The two volumes of this series are a great primary-source resource for teachers who want to focus more on women’s roles in different time periods of world history. This chapter provide a little background about how Confucian concept of patriarchy was applied in the China and Japan and gives several primary sources about women from both societies.
CNN’s Millennium, Episode 1,Segment 2: “The Century of the Sword.” Website overview of the video series: http://www.cnn.com/SPECIALS/1999/millennium/
There is approximately 10 minutes from Sei Shônagon’s Pillowbook that dramatically shows a Japanese court woman putting on her layers of silk garments and highlights some of the restrictions of court life.
Document Based Question
(Suggested writing time: 40 minutes)
Directions: The following question is based on the documents included in this module. This question is designed to test your ability to work with and understand historical documents. Write an essay that:
- Has a relevant thesis and supports that thesis with evidence from the documents.
- Uses all or all but one of the documents.
- Analyzes the documents by grouping them in as many appropriate ways as possible. Does not simply summarize the documents individually.
- Takes into account both the sources of the documents and the authors' points of view.
You may refer to relevant historical information not mentioned in the documents.
Question: What do the sources in this module reveal about Japanese court life and the limitations placed upon women? How did Japanese women from the Heian period overcome these limitations?
Be sure to analyze point of view in at least three documents.
What additional sources, types of documents, or information would you need to have a more complete view of this topic?
About the Author
Esperanza Ramirez-Christensen is Professor of Japanese Literature in the Department of Asian Languages and Cultures at the University of Michigan. Her publications include “Theory vs. Practice/East vs. West, a Commentary by Discussant”; “The New Historicism and Japanese Literary Studies: Introduction; Resisting Figures of Resistance,” and “Renga Discourse and the Dissemination of Classical Literature.” She is editor of The Father-Daughter Plot: Japanese Literary Women and the Law of the Father and coeditor of Heart's Flower: The Life and Poetry of Shinkei. Her academic interests include classical Japanese language and premodern Japanese literature. She has received numerous grants and awards for her research.
About the Lesson Plan Author

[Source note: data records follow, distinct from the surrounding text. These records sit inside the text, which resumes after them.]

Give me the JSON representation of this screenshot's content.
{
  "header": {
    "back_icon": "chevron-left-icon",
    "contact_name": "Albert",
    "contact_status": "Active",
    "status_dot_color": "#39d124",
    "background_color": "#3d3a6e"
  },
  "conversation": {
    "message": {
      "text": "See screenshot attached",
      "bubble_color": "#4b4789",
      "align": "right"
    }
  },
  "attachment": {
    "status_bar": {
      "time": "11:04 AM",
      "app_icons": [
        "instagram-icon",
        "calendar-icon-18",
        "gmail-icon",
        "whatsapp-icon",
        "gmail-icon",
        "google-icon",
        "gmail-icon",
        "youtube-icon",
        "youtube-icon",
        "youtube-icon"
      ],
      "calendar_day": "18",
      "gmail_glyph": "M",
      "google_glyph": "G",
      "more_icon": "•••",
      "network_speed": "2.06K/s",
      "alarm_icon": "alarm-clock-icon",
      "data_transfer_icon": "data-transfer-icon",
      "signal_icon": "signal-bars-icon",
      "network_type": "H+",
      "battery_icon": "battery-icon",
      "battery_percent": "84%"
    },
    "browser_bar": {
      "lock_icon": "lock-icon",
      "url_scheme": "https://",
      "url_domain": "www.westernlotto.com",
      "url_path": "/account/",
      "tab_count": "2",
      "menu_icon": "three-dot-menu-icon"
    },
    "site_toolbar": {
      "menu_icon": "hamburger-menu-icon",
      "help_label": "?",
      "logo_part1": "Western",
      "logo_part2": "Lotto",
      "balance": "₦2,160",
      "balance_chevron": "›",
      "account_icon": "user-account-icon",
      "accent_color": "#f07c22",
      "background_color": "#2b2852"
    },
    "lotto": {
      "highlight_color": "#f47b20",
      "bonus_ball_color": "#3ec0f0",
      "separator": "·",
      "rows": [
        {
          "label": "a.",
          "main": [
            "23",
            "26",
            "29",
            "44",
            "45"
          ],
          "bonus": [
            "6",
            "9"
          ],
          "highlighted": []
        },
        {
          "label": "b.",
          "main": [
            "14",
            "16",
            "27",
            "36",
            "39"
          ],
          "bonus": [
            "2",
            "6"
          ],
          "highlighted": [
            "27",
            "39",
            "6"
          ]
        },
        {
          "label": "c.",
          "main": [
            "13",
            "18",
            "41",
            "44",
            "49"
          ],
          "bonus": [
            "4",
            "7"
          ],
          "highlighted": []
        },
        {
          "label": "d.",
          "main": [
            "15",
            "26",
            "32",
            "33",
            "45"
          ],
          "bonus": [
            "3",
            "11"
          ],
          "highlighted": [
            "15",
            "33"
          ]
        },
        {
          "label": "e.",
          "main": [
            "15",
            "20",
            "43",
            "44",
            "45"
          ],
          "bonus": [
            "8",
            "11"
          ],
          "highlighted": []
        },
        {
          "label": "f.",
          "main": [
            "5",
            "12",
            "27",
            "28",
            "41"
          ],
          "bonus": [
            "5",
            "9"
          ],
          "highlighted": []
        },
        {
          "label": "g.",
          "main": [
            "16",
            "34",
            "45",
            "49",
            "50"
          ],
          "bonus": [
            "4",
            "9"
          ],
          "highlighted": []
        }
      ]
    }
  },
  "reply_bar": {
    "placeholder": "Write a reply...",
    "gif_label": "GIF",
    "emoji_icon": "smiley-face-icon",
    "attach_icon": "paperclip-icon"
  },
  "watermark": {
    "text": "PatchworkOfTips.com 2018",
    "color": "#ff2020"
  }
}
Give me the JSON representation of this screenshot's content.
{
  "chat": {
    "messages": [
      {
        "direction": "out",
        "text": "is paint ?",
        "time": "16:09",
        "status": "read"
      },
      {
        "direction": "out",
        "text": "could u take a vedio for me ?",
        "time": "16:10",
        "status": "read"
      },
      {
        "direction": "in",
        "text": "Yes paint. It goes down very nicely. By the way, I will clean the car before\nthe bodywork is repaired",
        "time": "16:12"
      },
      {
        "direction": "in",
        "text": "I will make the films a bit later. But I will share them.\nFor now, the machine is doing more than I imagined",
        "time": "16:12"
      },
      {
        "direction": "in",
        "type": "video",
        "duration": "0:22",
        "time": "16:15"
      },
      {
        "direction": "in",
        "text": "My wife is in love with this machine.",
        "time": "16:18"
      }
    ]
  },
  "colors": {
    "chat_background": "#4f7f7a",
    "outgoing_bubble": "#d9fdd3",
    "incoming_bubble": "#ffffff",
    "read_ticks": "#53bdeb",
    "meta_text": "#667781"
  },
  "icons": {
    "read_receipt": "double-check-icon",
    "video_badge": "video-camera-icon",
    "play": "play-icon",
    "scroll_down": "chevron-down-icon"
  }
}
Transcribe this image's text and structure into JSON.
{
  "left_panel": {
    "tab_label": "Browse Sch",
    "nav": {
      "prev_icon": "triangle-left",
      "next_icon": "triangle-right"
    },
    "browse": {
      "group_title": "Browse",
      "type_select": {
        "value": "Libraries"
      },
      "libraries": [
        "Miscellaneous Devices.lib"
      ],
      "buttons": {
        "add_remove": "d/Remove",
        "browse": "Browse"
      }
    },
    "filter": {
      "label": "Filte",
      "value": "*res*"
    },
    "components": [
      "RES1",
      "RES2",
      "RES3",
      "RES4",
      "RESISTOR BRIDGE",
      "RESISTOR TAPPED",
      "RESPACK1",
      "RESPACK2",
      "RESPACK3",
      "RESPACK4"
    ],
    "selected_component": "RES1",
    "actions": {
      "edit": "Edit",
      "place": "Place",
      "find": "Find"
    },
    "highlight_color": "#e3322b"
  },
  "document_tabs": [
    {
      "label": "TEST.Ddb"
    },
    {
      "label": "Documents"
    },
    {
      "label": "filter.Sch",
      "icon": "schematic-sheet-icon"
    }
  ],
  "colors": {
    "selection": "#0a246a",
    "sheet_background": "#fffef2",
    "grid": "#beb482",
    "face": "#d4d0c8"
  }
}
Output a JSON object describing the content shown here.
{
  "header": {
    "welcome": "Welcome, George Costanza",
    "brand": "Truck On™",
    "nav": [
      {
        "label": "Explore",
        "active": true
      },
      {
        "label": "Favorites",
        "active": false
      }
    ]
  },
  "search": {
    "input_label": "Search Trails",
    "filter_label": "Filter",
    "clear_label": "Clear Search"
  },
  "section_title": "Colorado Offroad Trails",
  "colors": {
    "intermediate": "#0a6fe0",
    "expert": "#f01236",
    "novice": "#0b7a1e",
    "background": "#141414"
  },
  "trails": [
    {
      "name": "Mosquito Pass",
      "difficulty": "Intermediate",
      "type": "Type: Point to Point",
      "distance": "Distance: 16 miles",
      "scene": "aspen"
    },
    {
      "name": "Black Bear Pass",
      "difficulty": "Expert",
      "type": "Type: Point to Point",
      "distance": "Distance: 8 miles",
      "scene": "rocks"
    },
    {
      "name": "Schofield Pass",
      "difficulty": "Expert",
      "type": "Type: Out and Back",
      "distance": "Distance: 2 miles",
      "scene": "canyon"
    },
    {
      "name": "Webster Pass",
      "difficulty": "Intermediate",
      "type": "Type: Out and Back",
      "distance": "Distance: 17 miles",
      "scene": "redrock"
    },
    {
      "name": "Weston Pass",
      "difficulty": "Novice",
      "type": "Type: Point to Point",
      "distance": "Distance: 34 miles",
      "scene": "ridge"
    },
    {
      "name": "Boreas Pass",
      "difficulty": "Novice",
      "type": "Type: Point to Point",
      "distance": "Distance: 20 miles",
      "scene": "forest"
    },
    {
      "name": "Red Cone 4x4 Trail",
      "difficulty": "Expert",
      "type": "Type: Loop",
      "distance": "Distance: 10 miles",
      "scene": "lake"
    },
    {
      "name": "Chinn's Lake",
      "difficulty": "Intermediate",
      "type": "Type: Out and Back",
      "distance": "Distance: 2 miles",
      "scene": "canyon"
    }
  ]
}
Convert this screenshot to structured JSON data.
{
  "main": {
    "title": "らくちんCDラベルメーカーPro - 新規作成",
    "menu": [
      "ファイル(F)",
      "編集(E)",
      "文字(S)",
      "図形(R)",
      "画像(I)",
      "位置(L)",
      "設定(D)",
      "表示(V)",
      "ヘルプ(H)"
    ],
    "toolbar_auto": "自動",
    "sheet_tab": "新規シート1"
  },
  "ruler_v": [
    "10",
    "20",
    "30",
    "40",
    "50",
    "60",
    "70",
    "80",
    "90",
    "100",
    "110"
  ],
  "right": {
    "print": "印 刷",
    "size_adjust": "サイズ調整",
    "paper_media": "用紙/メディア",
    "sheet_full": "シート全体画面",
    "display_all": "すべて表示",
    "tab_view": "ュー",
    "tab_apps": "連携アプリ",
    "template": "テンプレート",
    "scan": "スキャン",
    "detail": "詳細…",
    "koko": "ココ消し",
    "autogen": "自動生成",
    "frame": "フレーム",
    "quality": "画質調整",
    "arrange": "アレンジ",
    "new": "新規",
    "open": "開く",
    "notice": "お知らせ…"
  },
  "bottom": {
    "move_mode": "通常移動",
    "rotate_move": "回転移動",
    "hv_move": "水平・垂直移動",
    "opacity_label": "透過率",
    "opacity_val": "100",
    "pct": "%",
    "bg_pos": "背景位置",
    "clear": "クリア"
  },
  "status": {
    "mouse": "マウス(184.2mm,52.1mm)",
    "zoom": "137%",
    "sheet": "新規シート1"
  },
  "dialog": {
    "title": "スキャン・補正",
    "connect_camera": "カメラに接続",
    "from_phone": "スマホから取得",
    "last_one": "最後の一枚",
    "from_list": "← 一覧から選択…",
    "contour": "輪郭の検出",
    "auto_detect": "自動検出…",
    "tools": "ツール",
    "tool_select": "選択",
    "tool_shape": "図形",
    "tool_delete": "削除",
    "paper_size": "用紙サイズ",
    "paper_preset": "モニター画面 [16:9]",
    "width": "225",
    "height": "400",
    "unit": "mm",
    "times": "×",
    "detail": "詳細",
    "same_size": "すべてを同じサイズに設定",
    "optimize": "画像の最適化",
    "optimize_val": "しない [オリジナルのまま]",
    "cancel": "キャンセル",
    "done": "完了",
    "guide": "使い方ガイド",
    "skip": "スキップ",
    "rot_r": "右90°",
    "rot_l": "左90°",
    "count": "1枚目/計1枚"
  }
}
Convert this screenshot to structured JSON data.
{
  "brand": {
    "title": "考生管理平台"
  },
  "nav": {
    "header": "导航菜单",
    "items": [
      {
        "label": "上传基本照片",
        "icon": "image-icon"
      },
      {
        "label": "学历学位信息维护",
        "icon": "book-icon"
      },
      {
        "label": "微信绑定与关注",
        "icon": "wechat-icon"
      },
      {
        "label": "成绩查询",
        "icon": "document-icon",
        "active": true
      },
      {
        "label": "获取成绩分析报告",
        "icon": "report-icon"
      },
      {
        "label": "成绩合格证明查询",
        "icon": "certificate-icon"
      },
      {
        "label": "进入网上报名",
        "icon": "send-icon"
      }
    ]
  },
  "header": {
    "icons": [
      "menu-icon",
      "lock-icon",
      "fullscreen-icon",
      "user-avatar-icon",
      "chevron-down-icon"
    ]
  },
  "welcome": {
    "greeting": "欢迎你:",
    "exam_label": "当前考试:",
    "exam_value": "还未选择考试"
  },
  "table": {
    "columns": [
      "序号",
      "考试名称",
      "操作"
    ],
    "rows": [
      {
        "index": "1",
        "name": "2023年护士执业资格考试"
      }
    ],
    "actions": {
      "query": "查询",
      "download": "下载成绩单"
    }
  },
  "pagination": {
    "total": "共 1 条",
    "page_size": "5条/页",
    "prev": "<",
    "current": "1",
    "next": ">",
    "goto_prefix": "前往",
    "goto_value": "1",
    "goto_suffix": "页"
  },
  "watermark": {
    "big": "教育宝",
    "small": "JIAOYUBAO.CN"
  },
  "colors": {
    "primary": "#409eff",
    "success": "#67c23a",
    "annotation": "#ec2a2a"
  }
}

Angela Lee teaches world history at Weston High School in Weston, Massachusetts. She has developed the modern world history curriculum and the AP World History curriculum for the district and has been an AP World reader for the College Board for three years.
This teaching module was originally developed for the Women in World History project.